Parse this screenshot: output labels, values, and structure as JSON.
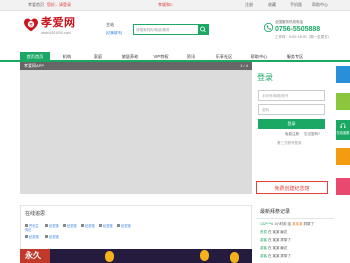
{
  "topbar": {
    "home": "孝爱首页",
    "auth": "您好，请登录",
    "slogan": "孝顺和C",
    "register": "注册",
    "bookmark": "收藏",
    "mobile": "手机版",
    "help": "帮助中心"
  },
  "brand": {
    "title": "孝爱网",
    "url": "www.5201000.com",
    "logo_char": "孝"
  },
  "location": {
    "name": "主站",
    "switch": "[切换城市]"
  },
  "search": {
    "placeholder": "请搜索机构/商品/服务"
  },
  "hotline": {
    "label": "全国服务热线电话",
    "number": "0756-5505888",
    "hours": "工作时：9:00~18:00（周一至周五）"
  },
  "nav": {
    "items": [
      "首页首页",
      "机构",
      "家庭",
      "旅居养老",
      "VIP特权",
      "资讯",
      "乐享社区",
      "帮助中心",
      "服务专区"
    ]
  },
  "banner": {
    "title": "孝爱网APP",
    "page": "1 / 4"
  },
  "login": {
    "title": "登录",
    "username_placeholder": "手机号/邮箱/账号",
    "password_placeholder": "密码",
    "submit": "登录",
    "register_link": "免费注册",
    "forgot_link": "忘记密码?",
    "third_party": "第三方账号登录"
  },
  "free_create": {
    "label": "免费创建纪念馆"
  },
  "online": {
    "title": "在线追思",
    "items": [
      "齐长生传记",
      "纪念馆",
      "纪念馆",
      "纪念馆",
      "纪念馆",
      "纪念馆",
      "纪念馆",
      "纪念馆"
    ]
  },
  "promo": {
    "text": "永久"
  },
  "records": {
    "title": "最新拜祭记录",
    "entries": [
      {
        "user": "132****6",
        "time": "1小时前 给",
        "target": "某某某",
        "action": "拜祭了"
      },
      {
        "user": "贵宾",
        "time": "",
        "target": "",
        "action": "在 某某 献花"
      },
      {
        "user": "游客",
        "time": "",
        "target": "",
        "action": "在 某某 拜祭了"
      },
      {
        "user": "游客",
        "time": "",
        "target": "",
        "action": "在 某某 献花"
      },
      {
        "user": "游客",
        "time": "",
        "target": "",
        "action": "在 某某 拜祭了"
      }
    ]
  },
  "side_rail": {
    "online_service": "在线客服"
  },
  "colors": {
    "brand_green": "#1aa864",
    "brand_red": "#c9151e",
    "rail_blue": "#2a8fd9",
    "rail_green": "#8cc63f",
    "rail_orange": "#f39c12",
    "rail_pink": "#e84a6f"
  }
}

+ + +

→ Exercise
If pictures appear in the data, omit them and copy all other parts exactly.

→ Task solution
Parse this screenshot: output labels, values, and structure as JSON.
{
  "topbar": {
    "home": "孝爱首页",
    "auth": "您好，请登录",
    "slogan": "孝顺和C",
    "register": "注册",
    "bookmark": "收藏",
    "mobile": "手机版",
    "help": "帮助中心"
  },
  "brand": {
    "title": "孝爱网",
    "url": "www.5201000.com",
    "logo_char": "孝"
  },
  "location": {
    "name": "主站",
    "switch": "[切换城市]"
  },
  "search": {
    "placeholder": "请搜索机构/商品/服务"
  },
  "hotline": {
    "label": "全国服务热线电话",
    "number": "0756-5505888",
    "hours": "工作时：9:00~18:00（周一至周五）"
  },
  "nav": {
    "items": [
      "首页首页",
      "机构",
      "家庭",
      "旅居养老",
      "VIP特权",
      "资讯",
      "乐享社区",
      "帮助中心",
      "服务专区"
    ]
  },
  "banner": {
    "title": "孝爱网APP",
    "page": "1 / 4"
  },
  "login": {
    "title": "登录",
    "username_placeholder": "手机号/邮箱/账号",
    "password_placeholder": "密码",
    "submit": "登录",
    "register_link": "免费注册",
    "forgot_link": "忘记密码?",
    "third_party": "第三方账号登录"
  },
  "free_create": {
    "label": "免费创建纪念馆"
  },
  "online": {
    "title": "在线追思",
    "items": [
      "齐长生传记",
      "纪念馆",
      "纪念馆",
      "纪念馆",
      "纪念馆",
      "纪念馆",
      "纪念馆",
      "纪念馆"
    ]
  },
  "promo": {
    "text": "永久"
  },
  "records": {
    "title": "最新拜祭记录",
    "entries": [
      {
        "user": "132****6",
        "time": "1小时前 给",
        "target": "某某某",
        "action": "拜祭了"
      },
      {
        "user": "贵宾",
        "time": "",
        "target": "",
        "action": "在 某某 献花"
      },
      {
        "user": "游客",
        "time": "",
        "target": "",
        "action": "在 某某 拜祭了"
      },
      {
        "user": "游客",
        "time": "",
        "target": "",
        "action": "在 某某 献花"
      },
      {
        "user": "游客",
        "time": "",
        "target": "",
        "action": "在 某某 拜祭了"
      }
    ]
  },
  "side_rail": {
    "online_service": "在线客服"
  },
  "colors": {
    "brand_green": "#1aa864",
    "brand_red": "#c9151e",
    "rail_blue": "#2a8fd9",
    "rail_green": "#8cc63f",
    "rail_orange": "#f39c12",
    "rail_pink": "#e84a6f"
  }
}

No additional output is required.